The pharmacodynamic profile of antimicrobial peptides (AMPs) and their in vivo synergy are two factors that are thought to restrict resistance evolution and ensure their conservation. The frog Rana temporaria secretes a family of closely related AMPs, temporins A-L, as an effective chemical dermal defence. The antibacterial potency of temporin L has been shown to increase synergistically in combination with both temporins B and A but this is modest. Here we show that the less potent temporin B enhances the cooperativity of the in vitro antibacterial activity of the more potent temporin L against EMRSA-15 and that this may be associated with an altered interaction with the bacterial plasma membrane, a feature critical for the antibacterial activity of most AMPs. Addition of buforin II, a histone H2A fragment, can further increase the cooperativity. Molecular dynamics simulations indicate temporins B and L readily form hetero-oligomers in models of Gram-positive bacterial plasma membranes. Patch-clamp studies show transmembrane ion conductance is triggered with lower amounts of both peptides and more quickly, when used in combination, but conductance is of a lower amplitude and pores are smaller. Temporin B may therefore act by forming temporin L/B hetero-oligomers that are more effective than temporin L homo-oligomers at bacterial killing and/or by reducing the probability of the latter forming until a threshold concentration is reached. Exploration of the mechanism of synergy between AMPs isolated from the same organism may therefore yield antibiotic combinations with advantageous pharmacodynamic properties.

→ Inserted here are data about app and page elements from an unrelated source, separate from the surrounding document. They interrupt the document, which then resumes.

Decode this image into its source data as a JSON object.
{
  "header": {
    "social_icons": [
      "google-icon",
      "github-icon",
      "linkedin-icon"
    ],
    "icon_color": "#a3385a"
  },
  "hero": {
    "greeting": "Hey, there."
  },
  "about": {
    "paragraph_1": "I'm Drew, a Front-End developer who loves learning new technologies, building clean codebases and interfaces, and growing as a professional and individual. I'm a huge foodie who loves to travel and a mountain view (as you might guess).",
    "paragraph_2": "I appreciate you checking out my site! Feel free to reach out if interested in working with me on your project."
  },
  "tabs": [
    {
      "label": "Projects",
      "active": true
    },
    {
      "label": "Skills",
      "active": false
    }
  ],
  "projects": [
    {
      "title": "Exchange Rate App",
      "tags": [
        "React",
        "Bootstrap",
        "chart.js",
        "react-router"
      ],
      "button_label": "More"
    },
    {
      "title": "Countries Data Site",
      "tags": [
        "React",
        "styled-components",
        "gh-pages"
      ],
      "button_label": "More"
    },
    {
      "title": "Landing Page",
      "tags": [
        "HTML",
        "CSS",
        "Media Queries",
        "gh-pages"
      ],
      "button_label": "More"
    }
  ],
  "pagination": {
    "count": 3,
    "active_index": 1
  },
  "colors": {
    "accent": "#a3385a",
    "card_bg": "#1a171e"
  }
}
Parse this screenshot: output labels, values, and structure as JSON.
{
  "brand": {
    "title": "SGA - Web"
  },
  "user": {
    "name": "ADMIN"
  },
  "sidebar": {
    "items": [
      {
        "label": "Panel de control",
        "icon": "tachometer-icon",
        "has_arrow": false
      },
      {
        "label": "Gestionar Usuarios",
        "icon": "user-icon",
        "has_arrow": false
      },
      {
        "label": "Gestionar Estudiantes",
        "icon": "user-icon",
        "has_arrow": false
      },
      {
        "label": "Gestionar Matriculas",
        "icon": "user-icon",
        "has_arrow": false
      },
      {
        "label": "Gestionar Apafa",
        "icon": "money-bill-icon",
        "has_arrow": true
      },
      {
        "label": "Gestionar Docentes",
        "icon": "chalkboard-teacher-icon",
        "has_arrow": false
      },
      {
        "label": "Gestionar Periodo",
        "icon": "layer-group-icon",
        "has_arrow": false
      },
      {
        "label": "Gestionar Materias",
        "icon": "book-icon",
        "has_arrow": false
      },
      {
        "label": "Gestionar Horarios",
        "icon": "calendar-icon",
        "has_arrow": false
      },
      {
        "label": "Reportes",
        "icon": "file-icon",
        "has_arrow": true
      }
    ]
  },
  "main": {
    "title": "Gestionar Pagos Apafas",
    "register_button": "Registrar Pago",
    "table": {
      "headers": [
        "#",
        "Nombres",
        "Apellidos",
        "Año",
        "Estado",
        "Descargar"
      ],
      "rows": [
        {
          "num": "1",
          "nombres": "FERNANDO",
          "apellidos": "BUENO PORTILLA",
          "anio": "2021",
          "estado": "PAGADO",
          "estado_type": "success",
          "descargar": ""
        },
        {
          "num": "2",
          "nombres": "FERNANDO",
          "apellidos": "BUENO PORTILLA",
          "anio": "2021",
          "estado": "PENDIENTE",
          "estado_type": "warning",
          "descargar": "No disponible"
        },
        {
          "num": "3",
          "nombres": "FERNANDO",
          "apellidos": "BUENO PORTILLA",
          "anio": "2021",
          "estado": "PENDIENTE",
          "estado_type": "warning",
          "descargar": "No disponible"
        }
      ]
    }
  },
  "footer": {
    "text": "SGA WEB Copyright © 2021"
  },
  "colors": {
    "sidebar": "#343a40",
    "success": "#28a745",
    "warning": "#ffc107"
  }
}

Lab head

J. Mark Sutton
  • Research and Development Institute, National Infection Service

Members (9)

Karen E Kempsell
  • Public Health England
Lucy Jane Bock
  • United Kingdom Health Security Agency, Porton Down
Carrie Turner
  • Public Health England
Khanzadi Nazneen Manzoor
  • Public Health England
Harriet Garlant
  • UK Health Security Agency
Bethany Martin
  • University of Southampton and UKHSA

Alumni (8)

Melanie Clifford
  • Public Health England
Mark Laws
  • King's College London
Neil Mcleod
  • Public Health England
Matthew James Shepherd
  • University of Bath